Combining the rapid extension of Circuit 1 with full force in response to an applied load takes full advantage of a regenerative circuit. This circuit produces a rapid approach stroke of the piston. When the rod encounters resistance (workpiece load), pressure rises on the cap end to open the sequence valve and allow oil from the head end to flow to tank through the 4-way valve. Once this occurs, full effective force on the workpiece becomes available.

Circuit 3
This circuit provides a costly means to accomplish the same end as Circuit 2. Instead of a sequence and built-in check, an orifice and check are used. There is some backpressure remaining in the cylinder's head end because of the orifice resistance during final squeeze. But with the cylinder extended, no fluid flows across the orifice, so total available force acts on the cap end. Whether or not this circuit is appropriate for a given application depends on working force requirements.

Circuit 4
When electrical control is desired, a limit or proximity switch can be used to activate and deactivate a regenerative circuit. In the circuit shown, energizing solenoids a and b extends the cylinder in a differential circuit. The limit switch de-energizes solenoid b, directing cylinder discharge fluid to tank.

Hydraulic filter circuits


Return line bypass filter A backpressure check valve forces fluid through an orifice to the filter. The backpressure must not interfere with circuit operation.

Suction line strainer or filter


To prevent pump cavitation, components in this system must have low pressure drop and high capacity. Filter elements should be submerged in reservoirs so no part of the filter surface is exposed to air.

Pressure line bleed-off filter


An orifice between the pump discharge and filter assembly maintains a constant flow through the filter. This circuit generally is used on high-flow circuits because flow through the filter is lost as effective pump output.

Discharge line filter


This circuit filters oil immediately as it returns from the work station. Return line filters can tolerate a higher pressure drop than those in a suction line.

Pressure line filter


This circuit has the advantage of full-flow filtration but the disadvantage of high pressure drop. Often it can be used instead of a low-pressure return line filter to prevent building up backpressure.

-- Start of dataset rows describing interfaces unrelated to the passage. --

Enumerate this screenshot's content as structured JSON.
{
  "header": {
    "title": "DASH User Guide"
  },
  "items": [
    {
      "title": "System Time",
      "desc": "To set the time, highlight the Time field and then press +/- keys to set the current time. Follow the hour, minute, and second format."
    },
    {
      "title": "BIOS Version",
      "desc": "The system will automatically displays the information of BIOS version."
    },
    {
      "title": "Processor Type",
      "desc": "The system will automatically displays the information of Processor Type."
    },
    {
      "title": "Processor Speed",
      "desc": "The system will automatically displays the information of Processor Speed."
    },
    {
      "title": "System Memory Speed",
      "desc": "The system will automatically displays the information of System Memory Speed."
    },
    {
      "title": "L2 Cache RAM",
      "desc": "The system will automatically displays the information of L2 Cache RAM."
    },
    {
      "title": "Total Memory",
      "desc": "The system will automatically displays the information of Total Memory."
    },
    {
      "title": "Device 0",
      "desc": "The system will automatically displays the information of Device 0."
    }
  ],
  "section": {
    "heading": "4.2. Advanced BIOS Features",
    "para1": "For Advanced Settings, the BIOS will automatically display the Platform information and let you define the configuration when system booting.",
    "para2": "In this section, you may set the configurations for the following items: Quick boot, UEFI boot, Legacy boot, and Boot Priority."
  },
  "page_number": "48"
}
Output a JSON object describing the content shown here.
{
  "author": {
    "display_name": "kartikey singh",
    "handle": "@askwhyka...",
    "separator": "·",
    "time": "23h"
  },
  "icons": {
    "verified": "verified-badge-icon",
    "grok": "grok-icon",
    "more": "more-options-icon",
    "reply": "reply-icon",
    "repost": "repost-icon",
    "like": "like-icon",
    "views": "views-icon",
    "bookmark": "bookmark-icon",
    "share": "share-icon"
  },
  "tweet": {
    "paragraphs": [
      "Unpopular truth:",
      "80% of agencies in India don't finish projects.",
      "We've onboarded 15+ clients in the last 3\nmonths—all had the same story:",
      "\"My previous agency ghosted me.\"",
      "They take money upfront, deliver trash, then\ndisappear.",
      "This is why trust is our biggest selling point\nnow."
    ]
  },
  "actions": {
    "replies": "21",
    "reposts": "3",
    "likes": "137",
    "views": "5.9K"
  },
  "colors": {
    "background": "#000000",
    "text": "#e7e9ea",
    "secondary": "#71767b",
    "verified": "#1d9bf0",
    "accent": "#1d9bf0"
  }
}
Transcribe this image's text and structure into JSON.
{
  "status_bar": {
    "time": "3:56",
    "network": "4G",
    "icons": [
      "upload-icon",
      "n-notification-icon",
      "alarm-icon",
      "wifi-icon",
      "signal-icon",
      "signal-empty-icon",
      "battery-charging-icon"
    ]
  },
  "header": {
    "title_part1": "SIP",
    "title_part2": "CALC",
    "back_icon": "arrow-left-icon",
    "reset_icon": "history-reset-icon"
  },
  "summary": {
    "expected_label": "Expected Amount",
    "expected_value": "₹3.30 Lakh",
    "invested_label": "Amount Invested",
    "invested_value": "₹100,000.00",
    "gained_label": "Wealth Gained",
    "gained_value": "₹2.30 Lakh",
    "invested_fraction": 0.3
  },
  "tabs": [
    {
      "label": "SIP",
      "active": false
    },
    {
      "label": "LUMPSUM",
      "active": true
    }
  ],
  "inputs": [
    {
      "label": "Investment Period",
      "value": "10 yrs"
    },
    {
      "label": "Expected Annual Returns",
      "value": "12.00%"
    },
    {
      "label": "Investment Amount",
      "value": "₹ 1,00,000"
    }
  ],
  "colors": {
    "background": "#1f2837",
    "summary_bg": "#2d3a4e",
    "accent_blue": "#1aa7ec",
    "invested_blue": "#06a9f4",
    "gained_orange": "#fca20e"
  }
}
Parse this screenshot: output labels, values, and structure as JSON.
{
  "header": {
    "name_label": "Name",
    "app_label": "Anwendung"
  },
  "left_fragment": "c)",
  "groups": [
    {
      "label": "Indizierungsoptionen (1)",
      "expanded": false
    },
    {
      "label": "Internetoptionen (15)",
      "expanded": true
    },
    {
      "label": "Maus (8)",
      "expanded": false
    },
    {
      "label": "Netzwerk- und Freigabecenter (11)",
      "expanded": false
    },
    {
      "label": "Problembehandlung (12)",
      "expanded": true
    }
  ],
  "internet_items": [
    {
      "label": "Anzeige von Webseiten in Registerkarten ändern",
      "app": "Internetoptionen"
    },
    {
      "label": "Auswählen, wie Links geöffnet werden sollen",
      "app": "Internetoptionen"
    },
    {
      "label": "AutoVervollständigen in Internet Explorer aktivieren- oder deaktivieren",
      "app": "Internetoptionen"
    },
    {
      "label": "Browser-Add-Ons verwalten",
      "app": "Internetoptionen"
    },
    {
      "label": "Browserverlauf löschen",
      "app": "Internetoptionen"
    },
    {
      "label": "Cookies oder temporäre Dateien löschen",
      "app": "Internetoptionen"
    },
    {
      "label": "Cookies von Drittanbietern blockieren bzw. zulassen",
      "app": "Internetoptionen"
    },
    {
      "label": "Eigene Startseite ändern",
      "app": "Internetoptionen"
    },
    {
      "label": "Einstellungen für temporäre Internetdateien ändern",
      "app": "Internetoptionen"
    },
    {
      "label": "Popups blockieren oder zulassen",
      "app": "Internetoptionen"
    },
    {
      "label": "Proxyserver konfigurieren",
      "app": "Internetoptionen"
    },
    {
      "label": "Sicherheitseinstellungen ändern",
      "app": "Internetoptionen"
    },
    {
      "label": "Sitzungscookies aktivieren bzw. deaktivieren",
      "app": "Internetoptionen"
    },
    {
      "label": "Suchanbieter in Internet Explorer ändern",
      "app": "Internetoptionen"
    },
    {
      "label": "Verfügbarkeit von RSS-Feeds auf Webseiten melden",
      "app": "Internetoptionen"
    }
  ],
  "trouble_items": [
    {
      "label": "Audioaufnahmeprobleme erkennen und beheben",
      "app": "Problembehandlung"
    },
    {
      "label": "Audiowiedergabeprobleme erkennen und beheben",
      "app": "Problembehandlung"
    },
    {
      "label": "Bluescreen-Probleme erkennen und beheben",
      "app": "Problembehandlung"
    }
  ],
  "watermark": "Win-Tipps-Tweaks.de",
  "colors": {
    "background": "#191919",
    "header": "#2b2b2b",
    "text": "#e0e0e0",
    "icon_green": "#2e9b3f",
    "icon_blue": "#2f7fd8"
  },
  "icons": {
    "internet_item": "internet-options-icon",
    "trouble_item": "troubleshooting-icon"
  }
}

Independent circuit
Sometimes called a kidney loop, this circuit filters full flow from a separate filter pump. These circuits often incorporate a heat exchanger and multiple filters.